Start of DATASET RECORDS

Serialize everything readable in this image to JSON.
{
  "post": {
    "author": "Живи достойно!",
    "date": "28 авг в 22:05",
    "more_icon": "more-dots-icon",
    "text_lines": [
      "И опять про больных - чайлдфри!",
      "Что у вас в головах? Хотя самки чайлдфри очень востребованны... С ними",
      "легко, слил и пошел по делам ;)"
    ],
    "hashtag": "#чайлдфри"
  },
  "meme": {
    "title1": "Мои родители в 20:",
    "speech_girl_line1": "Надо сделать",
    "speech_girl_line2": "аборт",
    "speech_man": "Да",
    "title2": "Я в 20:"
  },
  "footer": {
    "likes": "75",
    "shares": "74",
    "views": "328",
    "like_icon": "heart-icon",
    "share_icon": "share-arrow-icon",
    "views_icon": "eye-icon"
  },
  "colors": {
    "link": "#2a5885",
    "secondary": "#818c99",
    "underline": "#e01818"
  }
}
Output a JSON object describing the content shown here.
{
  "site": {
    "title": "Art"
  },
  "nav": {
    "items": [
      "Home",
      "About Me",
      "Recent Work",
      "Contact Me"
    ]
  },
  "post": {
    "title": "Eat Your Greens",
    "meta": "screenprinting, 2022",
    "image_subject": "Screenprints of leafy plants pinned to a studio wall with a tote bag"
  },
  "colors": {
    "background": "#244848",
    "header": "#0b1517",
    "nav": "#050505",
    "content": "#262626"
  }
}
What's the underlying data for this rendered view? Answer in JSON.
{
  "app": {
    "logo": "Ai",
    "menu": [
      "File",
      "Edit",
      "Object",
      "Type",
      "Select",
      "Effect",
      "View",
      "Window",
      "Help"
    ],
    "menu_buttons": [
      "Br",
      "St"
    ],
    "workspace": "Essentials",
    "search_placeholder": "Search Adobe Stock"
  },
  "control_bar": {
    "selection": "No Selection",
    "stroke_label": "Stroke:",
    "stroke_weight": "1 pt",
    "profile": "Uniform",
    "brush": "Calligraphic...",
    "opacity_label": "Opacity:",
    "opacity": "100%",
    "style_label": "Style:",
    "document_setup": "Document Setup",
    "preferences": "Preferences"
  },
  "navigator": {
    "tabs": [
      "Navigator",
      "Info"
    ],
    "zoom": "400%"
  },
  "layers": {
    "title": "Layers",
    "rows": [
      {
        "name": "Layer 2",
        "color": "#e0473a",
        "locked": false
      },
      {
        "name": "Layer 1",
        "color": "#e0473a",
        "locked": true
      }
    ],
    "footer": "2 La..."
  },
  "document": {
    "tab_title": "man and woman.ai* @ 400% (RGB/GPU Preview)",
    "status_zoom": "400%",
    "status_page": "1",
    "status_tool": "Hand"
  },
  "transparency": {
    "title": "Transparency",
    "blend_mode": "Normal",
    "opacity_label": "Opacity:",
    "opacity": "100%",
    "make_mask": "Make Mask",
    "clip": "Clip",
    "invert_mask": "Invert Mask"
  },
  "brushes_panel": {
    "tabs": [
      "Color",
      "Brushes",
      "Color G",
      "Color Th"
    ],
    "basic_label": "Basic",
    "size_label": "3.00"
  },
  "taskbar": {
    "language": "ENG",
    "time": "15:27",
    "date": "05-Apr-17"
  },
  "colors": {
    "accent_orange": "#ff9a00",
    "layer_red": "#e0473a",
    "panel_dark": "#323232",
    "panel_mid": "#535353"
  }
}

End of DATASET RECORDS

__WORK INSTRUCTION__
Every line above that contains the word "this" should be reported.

__OUTPUT OF THE TASK__
Serialize everything readable in this image to JSON.
What's the underlying data for this rendered view? Answer in JSON.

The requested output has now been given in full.